**WHAT TO PRODUCE:** Spot each line in the records below where the word "minute" occurs, then copy it.

DATA PROVIDED: Begin

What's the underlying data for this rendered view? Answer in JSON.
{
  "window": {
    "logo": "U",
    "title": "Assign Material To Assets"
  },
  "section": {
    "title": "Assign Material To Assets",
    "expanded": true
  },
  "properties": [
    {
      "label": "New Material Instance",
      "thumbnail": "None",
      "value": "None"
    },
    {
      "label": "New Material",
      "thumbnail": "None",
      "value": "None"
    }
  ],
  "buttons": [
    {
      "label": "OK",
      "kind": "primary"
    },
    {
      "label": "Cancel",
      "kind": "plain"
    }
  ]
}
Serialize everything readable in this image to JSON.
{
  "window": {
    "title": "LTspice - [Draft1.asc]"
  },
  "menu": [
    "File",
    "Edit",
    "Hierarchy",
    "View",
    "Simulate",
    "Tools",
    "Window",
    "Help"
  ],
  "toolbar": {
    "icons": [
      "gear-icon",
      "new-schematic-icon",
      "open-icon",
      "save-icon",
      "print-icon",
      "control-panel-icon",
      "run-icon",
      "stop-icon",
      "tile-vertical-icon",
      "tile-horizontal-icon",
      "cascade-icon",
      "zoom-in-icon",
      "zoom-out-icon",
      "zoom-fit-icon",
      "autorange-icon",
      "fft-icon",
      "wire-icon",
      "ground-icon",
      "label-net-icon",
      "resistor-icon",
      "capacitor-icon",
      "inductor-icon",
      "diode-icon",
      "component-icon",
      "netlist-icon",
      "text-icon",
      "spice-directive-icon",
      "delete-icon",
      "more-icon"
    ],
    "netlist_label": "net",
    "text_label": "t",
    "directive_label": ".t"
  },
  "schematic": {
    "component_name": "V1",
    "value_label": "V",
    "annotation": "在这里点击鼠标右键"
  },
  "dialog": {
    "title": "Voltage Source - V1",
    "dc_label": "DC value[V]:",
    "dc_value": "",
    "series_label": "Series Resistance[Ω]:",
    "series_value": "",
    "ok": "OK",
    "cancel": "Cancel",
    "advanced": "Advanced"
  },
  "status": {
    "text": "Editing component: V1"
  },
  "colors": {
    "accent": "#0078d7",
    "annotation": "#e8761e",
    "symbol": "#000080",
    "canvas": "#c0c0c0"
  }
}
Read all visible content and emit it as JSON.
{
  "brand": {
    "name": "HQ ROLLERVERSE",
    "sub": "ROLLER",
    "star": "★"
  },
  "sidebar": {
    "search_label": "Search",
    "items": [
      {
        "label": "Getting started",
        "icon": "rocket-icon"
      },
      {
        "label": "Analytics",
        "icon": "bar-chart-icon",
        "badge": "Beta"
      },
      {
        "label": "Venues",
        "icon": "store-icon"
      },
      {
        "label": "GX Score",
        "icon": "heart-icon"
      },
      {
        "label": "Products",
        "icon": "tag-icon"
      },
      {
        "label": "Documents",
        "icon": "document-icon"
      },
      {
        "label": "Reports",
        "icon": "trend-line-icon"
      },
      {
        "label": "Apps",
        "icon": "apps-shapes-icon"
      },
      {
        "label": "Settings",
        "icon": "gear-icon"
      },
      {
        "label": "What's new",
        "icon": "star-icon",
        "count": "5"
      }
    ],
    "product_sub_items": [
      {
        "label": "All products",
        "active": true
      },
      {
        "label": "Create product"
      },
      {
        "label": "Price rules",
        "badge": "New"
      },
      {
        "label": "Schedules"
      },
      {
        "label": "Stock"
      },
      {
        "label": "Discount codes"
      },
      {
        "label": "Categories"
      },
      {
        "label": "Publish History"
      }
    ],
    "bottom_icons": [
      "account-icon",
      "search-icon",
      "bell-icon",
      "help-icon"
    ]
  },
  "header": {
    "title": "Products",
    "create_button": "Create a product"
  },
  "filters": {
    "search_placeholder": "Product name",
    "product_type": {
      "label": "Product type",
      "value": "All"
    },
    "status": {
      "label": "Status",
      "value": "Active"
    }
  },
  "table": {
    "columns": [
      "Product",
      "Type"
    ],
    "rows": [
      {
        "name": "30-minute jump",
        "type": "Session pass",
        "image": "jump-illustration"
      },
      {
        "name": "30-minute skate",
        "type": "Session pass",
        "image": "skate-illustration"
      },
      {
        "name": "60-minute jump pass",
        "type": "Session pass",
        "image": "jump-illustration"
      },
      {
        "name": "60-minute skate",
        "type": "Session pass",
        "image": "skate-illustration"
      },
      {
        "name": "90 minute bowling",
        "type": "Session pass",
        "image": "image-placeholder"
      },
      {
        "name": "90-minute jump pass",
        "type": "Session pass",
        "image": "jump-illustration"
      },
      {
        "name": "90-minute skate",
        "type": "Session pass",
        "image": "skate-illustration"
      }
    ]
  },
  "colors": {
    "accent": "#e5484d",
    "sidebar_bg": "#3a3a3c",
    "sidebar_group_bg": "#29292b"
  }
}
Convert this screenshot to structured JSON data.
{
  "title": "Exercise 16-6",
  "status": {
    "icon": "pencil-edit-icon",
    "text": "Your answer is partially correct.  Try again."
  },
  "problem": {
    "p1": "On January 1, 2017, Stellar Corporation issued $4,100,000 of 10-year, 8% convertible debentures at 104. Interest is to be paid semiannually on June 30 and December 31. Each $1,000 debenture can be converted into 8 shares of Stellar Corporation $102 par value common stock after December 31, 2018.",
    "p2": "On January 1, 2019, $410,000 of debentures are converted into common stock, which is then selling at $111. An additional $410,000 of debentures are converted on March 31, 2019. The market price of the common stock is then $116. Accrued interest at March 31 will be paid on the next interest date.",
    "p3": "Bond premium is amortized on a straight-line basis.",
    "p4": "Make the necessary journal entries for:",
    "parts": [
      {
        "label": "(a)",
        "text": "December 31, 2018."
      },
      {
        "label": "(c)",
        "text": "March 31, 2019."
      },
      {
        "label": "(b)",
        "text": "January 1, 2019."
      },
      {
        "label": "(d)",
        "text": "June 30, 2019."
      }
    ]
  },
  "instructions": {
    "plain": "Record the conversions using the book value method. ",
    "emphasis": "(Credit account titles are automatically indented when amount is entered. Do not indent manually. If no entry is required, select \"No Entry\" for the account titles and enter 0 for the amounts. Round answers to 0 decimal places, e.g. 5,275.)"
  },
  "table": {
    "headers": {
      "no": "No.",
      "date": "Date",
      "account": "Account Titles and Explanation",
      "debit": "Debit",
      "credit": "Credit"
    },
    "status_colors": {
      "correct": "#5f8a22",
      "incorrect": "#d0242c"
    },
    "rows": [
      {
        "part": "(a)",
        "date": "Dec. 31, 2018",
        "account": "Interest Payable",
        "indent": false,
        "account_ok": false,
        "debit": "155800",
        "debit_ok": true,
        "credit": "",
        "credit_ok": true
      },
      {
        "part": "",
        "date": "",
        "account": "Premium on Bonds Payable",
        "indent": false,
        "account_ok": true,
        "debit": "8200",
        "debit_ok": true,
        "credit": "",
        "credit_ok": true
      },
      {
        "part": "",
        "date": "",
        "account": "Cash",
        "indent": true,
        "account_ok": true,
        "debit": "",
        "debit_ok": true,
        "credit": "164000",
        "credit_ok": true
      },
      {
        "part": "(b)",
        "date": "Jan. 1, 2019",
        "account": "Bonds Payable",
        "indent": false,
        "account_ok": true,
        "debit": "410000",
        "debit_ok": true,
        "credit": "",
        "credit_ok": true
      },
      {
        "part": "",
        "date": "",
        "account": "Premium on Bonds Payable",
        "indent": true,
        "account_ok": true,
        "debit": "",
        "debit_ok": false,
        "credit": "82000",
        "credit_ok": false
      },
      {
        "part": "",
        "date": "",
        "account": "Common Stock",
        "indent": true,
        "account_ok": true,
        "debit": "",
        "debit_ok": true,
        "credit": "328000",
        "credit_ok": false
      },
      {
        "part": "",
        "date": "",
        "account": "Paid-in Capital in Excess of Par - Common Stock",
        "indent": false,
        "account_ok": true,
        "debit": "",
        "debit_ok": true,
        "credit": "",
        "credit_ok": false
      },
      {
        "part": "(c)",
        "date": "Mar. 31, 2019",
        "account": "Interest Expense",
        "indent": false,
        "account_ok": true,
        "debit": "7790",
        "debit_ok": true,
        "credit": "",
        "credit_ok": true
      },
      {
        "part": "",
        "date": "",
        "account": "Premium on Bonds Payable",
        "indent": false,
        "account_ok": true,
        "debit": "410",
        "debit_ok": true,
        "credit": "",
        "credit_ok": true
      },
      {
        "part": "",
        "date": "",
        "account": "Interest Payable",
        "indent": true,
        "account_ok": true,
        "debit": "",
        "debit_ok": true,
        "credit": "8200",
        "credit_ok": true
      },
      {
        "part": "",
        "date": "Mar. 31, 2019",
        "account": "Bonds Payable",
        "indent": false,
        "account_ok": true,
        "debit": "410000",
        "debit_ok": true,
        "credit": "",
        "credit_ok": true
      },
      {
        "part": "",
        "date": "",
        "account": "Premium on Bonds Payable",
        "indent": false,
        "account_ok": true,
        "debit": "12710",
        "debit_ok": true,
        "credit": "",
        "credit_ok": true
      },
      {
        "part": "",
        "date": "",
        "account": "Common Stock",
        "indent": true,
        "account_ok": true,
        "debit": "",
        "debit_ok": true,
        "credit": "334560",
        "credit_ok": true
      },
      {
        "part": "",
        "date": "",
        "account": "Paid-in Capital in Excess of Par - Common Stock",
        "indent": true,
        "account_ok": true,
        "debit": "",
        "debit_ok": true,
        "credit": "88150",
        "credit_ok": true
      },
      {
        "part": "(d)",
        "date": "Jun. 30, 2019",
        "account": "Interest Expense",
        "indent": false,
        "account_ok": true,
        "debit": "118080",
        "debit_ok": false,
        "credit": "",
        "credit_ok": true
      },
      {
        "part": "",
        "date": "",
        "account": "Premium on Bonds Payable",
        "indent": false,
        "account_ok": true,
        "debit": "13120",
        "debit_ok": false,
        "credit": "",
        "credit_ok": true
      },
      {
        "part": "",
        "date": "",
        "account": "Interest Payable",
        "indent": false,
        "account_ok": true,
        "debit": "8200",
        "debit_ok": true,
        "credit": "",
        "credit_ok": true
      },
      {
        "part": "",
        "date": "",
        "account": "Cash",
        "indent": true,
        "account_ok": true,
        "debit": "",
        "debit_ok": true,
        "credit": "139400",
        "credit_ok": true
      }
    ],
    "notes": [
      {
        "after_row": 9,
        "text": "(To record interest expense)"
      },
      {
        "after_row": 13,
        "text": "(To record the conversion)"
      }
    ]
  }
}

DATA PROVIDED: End

**EXERCISE ANSWER:**
        "name": "30-minute jump",
        "name": "30-minute skate",
        "name": "60-minute jump pass",
        "name": "60-minute skate",
        "name": "90 minute bowling",
        "name": "90-minute jump pass",
        "name": "90-minute skate",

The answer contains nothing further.